“We see that the majority of the people we serve here in Austin are people who do not have experience with syringes, and even the thought of giving someone an injection can be stressful,” Zapata-Alma said.
Researcher Kane Willis said that means naloxone in its syringe form might not be the best solution in Chicago’s black communities.
“Different populations sometimes need different things and in a different way,” Kane Willis said. “People who don’t inject probably don’t go to syringe exchanges [where naloxone is often distributed]. We’re talking about different populations. They can’t be treated exactly the same.”
In March, the American Journal of Emergency Medicine published a report on naloxone access among opioid users.
The survey sampled about 100 patients at John H. Stroger Jr. Hospital of Cook County on the city’s Near West Side. The average participant was in their late 40s, more than half were African-American, and the majority of those surveyed snorted heroin.
“We found that those folks didn’t know about [naloxone] as much and were less willing to take it,” said Dr. Steve Aks, an emergency physician at Stroger Hospital.
But the push for naloxone in Chicago’s black communities persists. The Chicago Recovery Alliance, a local harm reduction group, has deployed people on the street to help.
One of them is Kenneth Bowdry, an Austin resident who was formerly addicted to heroin.
“You can ask maybe 10 people, and you say, ‘Well, who do you think overdoses the most in Chicago?’ And they’ll say, ‘White people, because we toot, and they shoot.’ And that’s not true.”
Bowdry spends his days walking around the neighborhood giving out naloxone kits to users and teaching them how to use them.
“It’s going to be enough people dying from shootings and all of that stuff,” Bowdry said. “We don’t need nobody [overdosing]. It’s something we can prevent.”
‘My child supposed to bury me’
Townsend, who died at the JR Plaza Hotel, was 33 years old when he overdosed.
His mother, Jocelyne Townsend, said she often thinks about the last time she saw Kyle — about a week before his death.
“He didn’t look right to me,” she said.

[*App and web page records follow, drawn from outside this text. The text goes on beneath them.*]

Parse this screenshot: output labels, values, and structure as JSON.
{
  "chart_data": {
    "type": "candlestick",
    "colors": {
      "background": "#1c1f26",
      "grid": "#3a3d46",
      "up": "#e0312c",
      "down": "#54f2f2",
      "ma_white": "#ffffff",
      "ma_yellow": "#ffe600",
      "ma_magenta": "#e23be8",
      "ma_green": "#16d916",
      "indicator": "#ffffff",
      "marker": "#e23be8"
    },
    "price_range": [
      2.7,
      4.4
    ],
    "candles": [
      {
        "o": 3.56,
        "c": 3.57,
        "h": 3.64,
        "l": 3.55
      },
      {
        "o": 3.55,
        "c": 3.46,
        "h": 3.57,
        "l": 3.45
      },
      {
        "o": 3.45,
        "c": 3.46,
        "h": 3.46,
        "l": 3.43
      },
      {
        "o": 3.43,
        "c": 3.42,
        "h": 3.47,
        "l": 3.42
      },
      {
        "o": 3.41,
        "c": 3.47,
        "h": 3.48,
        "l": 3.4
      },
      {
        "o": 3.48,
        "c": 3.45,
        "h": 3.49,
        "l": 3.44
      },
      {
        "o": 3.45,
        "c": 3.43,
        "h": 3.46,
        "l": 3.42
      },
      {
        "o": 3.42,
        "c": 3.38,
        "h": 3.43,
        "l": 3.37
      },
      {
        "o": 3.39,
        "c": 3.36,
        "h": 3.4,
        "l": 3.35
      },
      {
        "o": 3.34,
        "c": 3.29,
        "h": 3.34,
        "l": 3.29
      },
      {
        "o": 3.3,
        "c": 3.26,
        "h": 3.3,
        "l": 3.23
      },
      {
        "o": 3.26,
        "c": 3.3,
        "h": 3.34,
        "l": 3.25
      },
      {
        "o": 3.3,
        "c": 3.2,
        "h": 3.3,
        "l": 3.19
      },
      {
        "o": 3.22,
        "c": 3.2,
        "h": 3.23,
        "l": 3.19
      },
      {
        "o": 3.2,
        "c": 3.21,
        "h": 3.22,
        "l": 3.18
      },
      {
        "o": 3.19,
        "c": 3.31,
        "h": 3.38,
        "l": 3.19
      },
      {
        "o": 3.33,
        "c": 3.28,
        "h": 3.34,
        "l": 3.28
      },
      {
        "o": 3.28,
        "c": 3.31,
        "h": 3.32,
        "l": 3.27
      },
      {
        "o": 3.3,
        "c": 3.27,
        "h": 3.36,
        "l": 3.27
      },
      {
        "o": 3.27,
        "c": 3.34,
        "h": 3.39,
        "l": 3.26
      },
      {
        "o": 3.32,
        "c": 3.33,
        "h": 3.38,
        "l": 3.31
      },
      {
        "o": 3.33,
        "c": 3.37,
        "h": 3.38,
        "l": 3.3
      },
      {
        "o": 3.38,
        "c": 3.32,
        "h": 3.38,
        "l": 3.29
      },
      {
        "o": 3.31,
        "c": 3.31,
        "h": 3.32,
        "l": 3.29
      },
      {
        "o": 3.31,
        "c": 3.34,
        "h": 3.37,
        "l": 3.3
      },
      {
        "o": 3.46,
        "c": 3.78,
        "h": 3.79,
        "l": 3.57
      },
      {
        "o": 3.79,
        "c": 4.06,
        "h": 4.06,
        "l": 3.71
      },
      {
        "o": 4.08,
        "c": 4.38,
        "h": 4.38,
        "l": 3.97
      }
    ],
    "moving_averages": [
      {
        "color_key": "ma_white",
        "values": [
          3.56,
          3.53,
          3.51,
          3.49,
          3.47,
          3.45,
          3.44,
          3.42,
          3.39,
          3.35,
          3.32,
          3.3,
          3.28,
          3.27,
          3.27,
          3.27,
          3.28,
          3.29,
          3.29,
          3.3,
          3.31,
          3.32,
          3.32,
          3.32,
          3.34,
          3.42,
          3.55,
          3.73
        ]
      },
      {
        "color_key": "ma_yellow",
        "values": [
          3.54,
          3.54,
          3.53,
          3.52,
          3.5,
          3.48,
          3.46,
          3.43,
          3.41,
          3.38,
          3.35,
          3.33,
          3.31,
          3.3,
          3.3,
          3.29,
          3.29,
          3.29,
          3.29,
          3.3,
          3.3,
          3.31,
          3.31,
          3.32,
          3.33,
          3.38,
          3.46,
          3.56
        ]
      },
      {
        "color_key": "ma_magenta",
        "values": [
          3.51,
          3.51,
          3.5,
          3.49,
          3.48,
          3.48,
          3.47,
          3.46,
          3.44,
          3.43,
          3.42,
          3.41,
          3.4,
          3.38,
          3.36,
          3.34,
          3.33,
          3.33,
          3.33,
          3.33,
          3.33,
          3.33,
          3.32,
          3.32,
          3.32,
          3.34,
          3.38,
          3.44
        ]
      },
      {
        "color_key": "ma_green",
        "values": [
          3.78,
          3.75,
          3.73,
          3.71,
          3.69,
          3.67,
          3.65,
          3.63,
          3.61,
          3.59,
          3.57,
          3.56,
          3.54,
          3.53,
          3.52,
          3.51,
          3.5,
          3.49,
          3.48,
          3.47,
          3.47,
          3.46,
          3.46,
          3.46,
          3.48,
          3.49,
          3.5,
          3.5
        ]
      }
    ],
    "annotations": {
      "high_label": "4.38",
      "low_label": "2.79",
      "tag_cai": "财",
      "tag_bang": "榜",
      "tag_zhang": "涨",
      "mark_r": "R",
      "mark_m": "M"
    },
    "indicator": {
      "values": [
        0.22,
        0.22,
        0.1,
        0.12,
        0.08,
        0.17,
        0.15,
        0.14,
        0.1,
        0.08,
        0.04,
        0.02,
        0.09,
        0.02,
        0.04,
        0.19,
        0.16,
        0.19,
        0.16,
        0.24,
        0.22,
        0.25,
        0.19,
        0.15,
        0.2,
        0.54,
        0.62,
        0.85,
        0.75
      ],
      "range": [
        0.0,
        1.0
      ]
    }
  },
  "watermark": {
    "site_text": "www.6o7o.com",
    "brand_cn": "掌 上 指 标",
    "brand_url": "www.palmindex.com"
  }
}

So she created a plan: find a way to get him into rehab.
“Before I got a chance to do that, he OD’d.”
She said if she had a chance, it’s a moment she’d redo.

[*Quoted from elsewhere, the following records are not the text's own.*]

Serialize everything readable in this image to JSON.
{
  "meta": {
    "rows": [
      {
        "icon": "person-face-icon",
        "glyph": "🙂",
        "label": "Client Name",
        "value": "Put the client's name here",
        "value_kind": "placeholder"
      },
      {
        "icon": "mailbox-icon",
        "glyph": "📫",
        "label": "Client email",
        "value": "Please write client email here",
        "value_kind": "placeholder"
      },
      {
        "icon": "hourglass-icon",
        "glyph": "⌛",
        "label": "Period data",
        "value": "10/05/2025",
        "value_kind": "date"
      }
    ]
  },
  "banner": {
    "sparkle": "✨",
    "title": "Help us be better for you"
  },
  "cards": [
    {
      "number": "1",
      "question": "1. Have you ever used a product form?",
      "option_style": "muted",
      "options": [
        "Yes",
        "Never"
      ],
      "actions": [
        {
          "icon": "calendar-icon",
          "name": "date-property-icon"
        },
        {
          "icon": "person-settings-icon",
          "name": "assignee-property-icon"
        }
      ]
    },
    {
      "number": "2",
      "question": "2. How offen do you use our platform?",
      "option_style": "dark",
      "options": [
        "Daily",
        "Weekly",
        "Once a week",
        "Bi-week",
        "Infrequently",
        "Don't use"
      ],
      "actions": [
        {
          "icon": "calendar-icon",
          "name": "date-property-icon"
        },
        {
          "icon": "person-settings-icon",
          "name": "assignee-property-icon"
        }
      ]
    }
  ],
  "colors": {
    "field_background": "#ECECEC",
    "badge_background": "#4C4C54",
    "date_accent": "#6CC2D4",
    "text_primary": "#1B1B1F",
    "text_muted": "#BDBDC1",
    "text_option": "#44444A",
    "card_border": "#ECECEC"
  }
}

“I hope no one else’s child has to suffer, [that] no other parent has to feel what I feel, ‘cause it’s really hard,” she said. “What they say? You never supposed to bury your child, my child supposed to bury me.”
Kyle was a single parent when he died, and his mom now takes care of the young daughter he left behind.
Jocelyne says she tries to remember the good things about her son, like his humor.
“Even though my son died from a drug overdose, he was a good person,” she said. “He had a good heart, and sometimes you get caught up in situations and you don’t quite know how to get out of it. And I think that’s what happened.”
Lakeidra Chavis is a producer and reporter for WBEZ. Follow her on Twitter at @lakeidrachavis.
This story was developed as part of the 2018 Third Coast Radio Residency at the Ragdale Foundation.